It is clear that the DIY facility of the tape scene has fostered in London’s Jimmy Billingham a great deal of prolificacy. Having driven labels such as S.I.N.K. CDs, Sunk Series, and now Indole Records, and procured tapes under monikers as various as Tidal and HOLOVR, his footprint in the scene is palpable. His body of work puts him on the map for sample-based loops and textured soundscapes, and it is under the Venn Rain alias where he is known for a more droning approach to that sound. With 2011’s standout Place In the World, the scope of its abrasive hypnagogic layers gradually deepens into a tantalizing array of synths muddied in a fuzz and pastel fog. Three years later, Billingham had moved from Tranquility Tapes to his own S.I.N.K. CDs, and thus from tape format to CD.
S.I.N.K.’s 2014 release Rhizome Riverbed retains the indigenous low fidelity of the artist’s roots, but subjugates much of the swirling synths of Place In the World to underbelly the more prominent use of rhythmic samples. Tribal percussion and muffled spoken word mesh with field recordings of gushing water and screeching wheels alike, usually with a synth or reed melody nuanced into the mix. In the case of the 16-minute opener, these layers culminate into bustling levels of dissonance and static, but never of a harsh noise tenor. Though it doesn’t reach the level of effervescent daydreaminess as, say, 2011’s “Held Meld”, it does suit a more overtly surreal preference in its collage-like aesthetic, as reflected in the album’s artwork. All new to the Venn Rain diagram (punintentional) is live instrumentation, which most notably manifests in the form of faded hand-drums and rattles, adding a sense of percussion and earthliness to the repetitive builds-ups. These only make presence in a few of the tracks, so you can still take your pick from some of the more formless cuts on the album, should you find the newfound rhythm immersion-breaking.
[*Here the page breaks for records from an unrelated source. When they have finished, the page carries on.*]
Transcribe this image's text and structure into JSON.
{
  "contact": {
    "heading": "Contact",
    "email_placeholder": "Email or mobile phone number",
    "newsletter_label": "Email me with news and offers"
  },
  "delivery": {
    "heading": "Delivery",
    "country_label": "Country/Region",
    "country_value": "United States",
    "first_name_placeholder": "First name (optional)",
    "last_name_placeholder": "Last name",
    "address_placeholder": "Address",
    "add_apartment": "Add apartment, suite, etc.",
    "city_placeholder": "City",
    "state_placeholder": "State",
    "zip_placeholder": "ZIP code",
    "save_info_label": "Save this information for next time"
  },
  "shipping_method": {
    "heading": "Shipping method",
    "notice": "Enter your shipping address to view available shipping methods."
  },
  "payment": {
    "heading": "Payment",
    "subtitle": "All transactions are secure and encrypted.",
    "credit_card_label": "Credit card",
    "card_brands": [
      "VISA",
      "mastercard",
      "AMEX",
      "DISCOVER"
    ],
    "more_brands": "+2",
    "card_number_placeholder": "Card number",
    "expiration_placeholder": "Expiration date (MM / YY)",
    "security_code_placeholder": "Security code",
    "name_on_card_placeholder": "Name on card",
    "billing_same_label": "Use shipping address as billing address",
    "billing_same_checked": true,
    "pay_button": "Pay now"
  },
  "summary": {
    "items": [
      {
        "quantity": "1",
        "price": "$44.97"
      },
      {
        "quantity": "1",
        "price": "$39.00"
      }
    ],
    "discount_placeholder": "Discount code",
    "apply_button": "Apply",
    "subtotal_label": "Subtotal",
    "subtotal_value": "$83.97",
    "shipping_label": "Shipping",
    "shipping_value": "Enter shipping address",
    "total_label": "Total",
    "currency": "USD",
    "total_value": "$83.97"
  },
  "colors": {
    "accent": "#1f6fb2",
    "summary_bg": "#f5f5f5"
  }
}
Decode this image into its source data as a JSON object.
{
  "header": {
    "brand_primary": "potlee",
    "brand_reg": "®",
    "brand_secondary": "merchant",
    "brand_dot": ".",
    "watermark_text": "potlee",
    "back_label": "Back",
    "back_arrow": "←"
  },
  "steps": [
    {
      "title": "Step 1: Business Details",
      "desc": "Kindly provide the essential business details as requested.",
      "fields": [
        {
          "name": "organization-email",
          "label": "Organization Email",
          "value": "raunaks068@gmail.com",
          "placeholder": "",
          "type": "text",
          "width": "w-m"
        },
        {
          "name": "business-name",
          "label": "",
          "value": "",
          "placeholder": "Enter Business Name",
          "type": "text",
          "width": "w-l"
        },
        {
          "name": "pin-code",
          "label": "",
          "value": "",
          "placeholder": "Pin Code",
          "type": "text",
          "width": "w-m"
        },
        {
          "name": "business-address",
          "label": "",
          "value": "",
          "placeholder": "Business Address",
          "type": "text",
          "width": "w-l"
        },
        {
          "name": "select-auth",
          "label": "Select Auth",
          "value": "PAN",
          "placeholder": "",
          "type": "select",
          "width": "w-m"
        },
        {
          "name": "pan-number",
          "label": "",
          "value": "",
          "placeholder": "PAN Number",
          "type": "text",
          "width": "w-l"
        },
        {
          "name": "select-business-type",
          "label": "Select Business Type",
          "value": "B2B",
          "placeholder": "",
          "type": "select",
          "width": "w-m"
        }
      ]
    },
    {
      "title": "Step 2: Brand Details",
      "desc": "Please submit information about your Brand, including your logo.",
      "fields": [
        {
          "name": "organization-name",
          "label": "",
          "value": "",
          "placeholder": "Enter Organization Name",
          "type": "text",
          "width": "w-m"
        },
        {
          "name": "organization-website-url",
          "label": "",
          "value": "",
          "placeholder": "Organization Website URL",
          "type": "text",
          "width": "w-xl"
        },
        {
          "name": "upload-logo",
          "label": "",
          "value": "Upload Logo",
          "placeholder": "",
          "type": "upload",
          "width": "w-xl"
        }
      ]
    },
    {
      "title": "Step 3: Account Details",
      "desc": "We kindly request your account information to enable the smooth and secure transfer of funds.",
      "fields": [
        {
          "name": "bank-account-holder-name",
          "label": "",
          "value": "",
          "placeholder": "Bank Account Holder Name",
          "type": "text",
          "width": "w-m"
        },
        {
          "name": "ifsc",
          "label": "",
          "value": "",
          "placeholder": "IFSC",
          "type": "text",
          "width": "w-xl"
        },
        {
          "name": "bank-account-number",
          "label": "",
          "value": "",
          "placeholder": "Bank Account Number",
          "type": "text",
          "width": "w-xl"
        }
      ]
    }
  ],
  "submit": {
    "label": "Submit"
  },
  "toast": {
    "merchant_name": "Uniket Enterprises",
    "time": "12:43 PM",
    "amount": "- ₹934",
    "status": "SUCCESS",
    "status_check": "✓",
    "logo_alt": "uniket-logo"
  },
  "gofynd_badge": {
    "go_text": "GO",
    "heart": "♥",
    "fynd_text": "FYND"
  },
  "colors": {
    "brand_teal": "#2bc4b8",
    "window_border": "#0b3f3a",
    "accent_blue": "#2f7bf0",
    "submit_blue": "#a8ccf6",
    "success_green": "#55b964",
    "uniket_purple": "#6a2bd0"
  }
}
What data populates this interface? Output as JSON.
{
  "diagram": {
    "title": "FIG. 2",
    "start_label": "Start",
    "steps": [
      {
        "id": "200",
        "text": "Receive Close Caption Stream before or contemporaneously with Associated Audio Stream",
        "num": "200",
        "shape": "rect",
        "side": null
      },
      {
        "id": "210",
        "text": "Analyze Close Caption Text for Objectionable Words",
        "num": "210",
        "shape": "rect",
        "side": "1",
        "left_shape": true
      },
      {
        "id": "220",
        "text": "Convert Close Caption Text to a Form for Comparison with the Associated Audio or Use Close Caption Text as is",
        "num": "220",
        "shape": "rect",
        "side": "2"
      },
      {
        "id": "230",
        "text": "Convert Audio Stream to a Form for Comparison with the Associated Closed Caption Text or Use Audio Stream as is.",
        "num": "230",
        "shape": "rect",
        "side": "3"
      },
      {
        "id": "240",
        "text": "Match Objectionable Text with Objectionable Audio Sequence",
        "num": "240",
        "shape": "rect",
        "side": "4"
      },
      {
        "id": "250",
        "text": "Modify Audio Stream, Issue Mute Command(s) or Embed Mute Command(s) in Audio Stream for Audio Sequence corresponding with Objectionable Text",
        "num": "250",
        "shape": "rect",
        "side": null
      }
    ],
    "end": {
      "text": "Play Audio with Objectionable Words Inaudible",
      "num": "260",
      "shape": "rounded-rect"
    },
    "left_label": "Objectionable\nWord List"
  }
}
Do you like what you've just read? Please share us with your friends!